TASK OBJECTIVE = Each line in the entries below that holds the string "Allow" must be copied.

SUPPLIED RECORDS =
::::::::::
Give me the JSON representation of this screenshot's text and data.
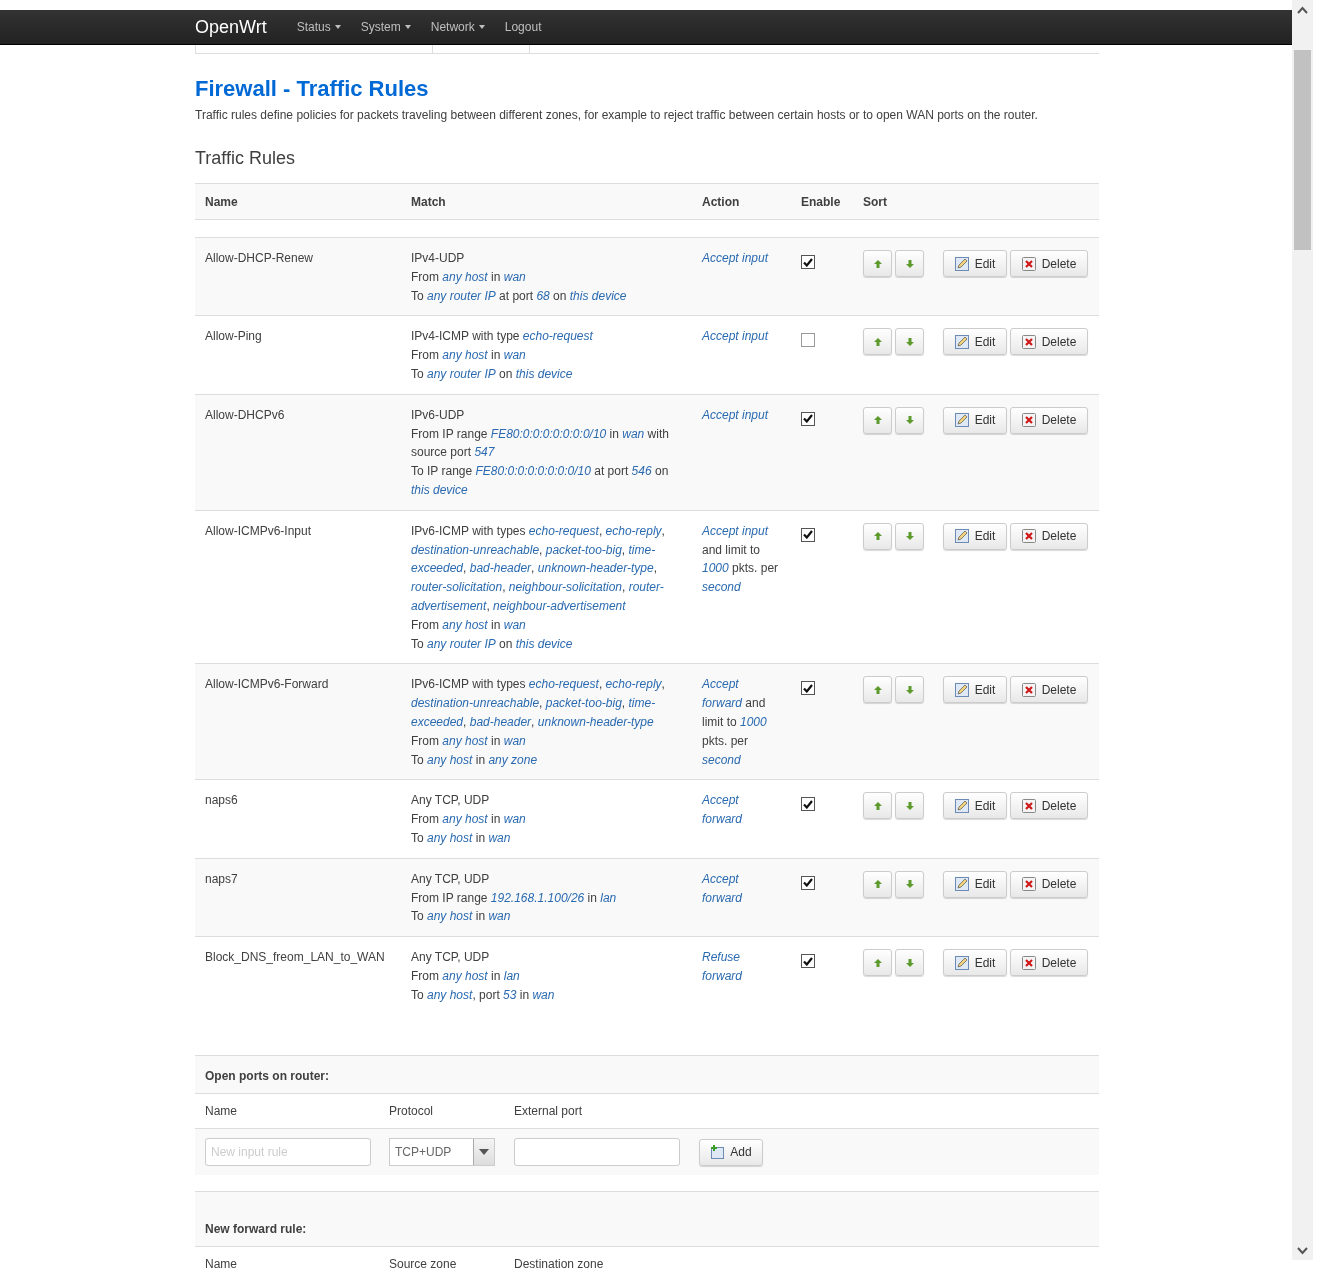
{
  "navbar": {
    "brand": "OpenWrt",
    "menu": [
      {
        "label": "Status",
        "dropdown": true
      },
      {
        "label": "System",
        "dropdown": true
      },
      {
        "label": "Network",
        "dropdown": true
      },
      {
        "label": "Logout",
        "dropdown": false
      }
    ]
  },
  "page": {
    "title": "Firewall - Traffic Rules",
    "description": "Traffic rules define policies for packets traveling between different zones, for example to reject traffic between certain hosts or to open WAN ports on the router."
  },
  "rules_section": {
    "title": "Traffic Rules",
    "columns": [
      "Name",
      "Match",
      "Action",
      "Enable",
      "Sort"
    ],
    "rows": [
      {
        "name": "Allow-DHCP-Renew",
        "match": [
          "IPv4-UDP",
          "From *any host* in *wan*",
          "To *any router IP* at port *68* on *this device*"
        ],
        "action": "*Accept input*",
        "enabled": true,
        "edit": "Edit",
        "delete": "Delete"
      },
      {
        "name": "Allow-Ping",
        "match": [
          "IPv4-ICMP with type *echo-request*",
          "From *any host* in *wan*",
          "To *any router IP* on *this device*"
        ],
        "action": "*Accept input*",
        "enabled": false,
        "edit": "Edit",
        "delete": "Delete"
      },
      {
        "name": "Allow-DHCPv6",
        "match": [
          "IPv6-UDP",
          "From IP range *FE80:0:0:0:0:0:0:0/10* in *wan* with source port *547*",
          "To IP range *FE80:0:0:0:0:0:0:0/10* at port *546* on *this device*"
        ],
        "action": "*Accept input*",
        "enabled": true,
        "edit": "Edit",
        "delete": "Delete"
      },
      {
        "name": "Allow-ICMPv6-Input",
        "match": [
          "IPv6-ICMP with types *echo-request*, *echo-reply*, *destination-unreachable*, *packet-too-big*, *time-exceeded*, *bad-header*, *unknown-header-type*, *router-solicitation*, *neighbour-solicitation*, *router-advertisement*, *neighbour-advertisement*",
          "From *any host* in *wan*",
          "To *any router IP* on *this device*"
        ],
        "action": "*Accept input* and limit to *1000* pkts. per *second*",
        "enabled": true,
        "edit": "Edit",
        "delete": "Delete"
      },
      {
        "name": "Allow-ICMPv6-Forward",
        "match": [
          "IPv6-ICMP with types *echo-request*, *echo-reply*, *destination-unreachable*, *packet-too-big*, *time-exceeded*, *bad-header*, *unknown-header-type*",
          "From *any host* in *wan*",
          "To *any host* in *any zone*"
        ],
        "action": "*Accept forward* and limit to *1000* pkts. per *second*",
        "enabled": true,
        "edit": "Edit",
        "delete": "Delete"
      },
      {
        "name": "naps6",
        "match": [
          "Any TCP, UDP",
          "From *any host* in *wan*",
          "To *any host* in *wan*"
        ],
        "action": "*Accept forward*",
        "enabled": true,
        "edit": "Edit",
        "delete": "Delete"
      },
      {
        "name": "naps7",
        "match": [
          "Any TCP, UDP",
          "From IP range *192.168.1.100/26* in *lan*",
          "To *any host* in *wan*"
        ],
        "action": "*Accept forward*",
        "enabled": true,
        "edit": "Edit",
        "delete": "Delete"
      },
      {
        "name": "Block_DNS_freom_LAN_to_WAN",
        "match": [
          "Any TCP, UDP",
          "From *any host* in *lan*",
          "To *any host*, port *53* in *wan*"
        ],
        "action": "*Refuse forward*",
        "enabled": true,
        "edit": "Edit",
        "delete": "Delete"
      }
    ]
  },
  "open_ports": {
    "title": "Open ports on router:",
    "columns": [
      "Name",
      "Protocol",
      "External port"
    ],
    "name_placeholder": "New input rule",
    "protocol": "TCP+UDP",
    "add_button": "Add"
  },
  "new_forward": {
    "title": "New forward rule:",
    "columns": [
      "Name",
      "Source zone",
      "Destination zone"
    ]
  }
}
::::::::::
ANSWER =
        "name": "Allow-DHCP-Renew",
        "name": "Allow-Ping",
        "name": "Allow-DHCPv6",
        "name": "Allow-ICMPv6-Input",
        "name": "Allow-ICMPv6-Forward",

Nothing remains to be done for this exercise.